Other events have included a lecture featuring Walter Braunohler, a career diplomat who served in Ukraine prior to the invasion and is now the State Department’s senior faculty advisor at the U.S. Naval War College. Braunohler spoke in November at St. Peter’s Lutheran Church in Newport.

A bandura concert at the Redwood Library. | Courtesy of URPA

Another popular event was a fundraiser and art auction held at the Newport Elks Lodge in October. Community artists donated artworks specifically crafted for the auction. Complemented by Ukrainian music that was “not typical of an art auction,” Gaitonde said the event was lively, celebratory, and unique.
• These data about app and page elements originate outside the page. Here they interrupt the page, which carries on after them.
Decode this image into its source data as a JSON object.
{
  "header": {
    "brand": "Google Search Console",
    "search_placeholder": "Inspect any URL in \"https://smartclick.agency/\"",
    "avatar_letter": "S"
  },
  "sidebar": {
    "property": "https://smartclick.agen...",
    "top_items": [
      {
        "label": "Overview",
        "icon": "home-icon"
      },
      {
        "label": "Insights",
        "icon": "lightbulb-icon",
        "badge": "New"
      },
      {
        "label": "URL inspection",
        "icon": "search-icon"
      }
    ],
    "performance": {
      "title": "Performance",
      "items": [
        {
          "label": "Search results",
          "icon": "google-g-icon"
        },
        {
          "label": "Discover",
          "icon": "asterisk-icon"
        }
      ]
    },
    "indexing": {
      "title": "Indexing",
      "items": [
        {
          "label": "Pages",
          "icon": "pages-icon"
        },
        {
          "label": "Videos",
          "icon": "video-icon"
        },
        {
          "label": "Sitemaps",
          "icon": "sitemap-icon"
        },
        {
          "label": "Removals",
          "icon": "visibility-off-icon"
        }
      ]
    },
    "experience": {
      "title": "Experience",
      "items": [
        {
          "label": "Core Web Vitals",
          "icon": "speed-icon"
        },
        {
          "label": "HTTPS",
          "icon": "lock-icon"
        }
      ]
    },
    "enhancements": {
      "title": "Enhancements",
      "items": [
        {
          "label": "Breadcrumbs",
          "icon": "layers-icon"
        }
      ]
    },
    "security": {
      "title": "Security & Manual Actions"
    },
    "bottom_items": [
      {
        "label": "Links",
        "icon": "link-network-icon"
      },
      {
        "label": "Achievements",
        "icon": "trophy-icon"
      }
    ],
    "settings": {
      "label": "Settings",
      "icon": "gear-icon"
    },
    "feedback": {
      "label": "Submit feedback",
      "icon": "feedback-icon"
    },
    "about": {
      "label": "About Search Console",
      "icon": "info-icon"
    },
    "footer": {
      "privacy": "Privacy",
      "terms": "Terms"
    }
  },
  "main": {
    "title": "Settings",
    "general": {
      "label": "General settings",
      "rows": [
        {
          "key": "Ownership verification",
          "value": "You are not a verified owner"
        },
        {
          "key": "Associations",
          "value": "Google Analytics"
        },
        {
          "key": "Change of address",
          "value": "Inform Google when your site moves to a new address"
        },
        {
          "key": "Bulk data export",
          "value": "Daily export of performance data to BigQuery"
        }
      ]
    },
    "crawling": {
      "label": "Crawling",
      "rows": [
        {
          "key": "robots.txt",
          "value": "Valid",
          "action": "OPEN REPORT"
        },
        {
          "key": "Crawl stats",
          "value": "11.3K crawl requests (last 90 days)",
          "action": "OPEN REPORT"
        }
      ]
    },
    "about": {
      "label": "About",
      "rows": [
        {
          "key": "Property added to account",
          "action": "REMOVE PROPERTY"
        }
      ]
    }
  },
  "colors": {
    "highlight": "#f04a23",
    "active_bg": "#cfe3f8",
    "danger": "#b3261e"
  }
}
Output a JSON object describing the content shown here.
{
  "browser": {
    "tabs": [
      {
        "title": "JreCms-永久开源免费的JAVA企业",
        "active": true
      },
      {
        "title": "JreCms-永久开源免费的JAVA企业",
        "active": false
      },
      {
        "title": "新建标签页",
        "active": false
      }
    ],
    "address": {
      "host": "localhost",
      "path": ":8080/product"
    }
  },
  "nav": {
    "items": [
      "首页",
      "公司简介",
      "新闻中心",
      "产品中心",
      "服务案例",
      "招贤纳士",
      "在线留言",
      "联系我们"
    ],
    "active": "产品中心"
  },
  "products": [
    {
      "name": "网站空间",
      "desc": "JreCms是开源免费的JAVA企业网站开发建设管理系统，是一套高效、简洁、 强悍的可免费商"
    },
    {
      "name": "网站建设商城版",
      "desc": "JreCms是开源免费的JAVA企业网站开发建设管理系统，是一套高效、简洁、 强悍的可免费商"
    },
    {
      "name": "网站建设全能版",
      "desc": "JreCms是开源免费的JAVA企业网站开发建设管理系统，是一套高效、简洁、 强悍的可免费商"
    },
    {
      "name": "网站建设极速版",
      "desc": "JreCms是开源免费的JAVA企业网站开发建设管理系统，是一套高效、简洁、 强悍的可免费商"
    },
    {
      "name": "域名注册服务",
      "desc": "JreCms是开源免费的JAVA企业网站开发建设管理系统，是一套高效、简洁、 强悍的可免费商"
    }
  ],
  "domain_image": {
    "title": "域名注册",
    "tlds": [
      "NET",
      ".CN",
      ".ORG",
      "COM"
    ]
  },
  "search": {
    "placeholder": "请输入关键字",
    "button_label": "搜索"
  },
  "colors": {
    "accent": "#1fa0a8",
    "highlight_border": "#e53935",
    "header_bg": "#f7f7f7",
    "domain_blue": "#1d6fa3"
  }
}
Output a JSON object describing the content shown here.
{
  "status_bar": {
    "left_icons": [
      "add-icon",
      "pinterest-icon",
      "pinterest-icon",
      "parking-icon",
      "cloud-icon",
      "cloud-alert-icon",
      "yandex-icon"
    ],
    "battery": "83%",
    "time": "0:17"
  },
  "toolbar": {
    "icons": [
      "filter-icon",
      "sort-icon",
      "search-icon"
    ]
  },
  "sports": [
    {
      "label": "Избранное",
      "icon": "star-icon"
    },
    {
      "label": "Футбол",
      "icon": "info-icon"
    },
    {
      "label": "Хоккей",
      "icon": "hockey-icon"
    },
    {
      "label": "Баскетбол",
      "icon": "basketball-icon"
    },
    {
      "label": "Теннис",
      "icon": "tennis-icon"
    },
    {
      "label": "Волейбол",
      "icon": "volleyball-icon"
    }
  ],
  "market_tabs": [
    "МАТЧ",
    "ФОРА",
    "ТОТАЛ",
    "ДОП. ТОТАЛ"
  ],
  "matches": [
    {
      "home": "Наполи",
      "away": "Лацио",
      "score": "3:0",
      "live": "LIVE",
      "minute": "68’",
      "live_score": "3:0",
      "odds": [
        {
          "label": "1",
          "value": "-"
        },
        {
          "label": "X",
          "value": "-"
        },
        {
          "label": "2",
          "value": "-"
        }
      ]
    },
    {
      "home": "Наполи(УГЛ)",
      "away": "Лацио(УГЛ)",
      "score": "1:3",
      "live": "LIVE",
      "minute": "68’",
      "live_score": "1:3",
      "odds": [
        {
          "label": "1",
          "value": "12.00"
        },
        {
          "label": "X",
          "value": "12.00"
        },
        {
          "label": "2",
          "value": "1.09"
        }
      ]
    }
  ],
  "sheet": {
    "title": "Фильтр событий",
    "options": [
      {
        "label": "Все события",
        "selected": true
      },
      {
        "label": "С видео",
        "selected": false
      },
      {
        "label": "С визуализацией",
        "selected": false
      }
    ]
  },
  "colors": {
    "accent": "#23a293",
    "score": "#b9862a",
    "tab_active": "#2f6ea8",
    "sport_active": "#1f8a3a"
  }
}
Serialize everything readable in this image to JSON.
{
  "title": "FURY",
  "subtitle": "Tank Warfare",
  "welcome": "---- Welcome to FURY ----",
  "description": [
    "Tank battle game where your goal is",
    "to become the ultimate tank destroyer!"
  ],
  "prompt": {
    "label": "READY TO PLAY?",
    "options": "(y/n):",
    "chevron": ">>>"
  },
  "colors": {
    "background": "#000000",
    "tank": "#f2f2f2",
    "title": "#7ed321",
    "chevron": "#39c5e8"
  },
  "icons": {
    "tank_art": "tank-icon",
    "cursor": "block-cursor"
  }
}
She added that the outpouring of generosity blew her and the other organizers away.

According to Laura Murphy, a URPA board member, the Aquidneck group exists as “an arm or extension of JURP to make it easier for people to feel like they’re helping in the community-based fundraising effort.” Just like the biblical Aaron held Moses’ arms up, she says, so does URPA help spread and support the mission of JURP.

The close-knit Jamestown and Aquidneck Island communities exemplify the strength and power of Rhode Islanders to create positive change, especially through dark times.

Linda Gaitonde, a founding member of Ukraine Relief Project – Aquidneck.

The Ukrainian plight is “a fight that I hope transcends politics,” says Brauhohler, the diplomat, who is impressed with the Rhode Island congressional delegation’s work on the Ukrainian issue. At the same time, he recognizes that supporting Ukraine’s military is an expensive undertaking — one that has increasingly been used as a political wedge issue.

Despite that, supporting Ukraine is the morally right thing to do because people are hurting and suffering, Brauhohler says, and we should help them.

“We need to defend our values and way of life,” he says. “All of America should be behind Ukraine and the fate of freedom, democracy, rule of law, everything we hold dear in the U.S., and making sure it continues in Ukraine,” Braunohler adds.

As for local engagement and advocacy, organizations like JURP, URPA, and K4A are working tirelessly to keep awareness high. Ultimately, in the words of Andrews in Jamestown, “this is our fight too.”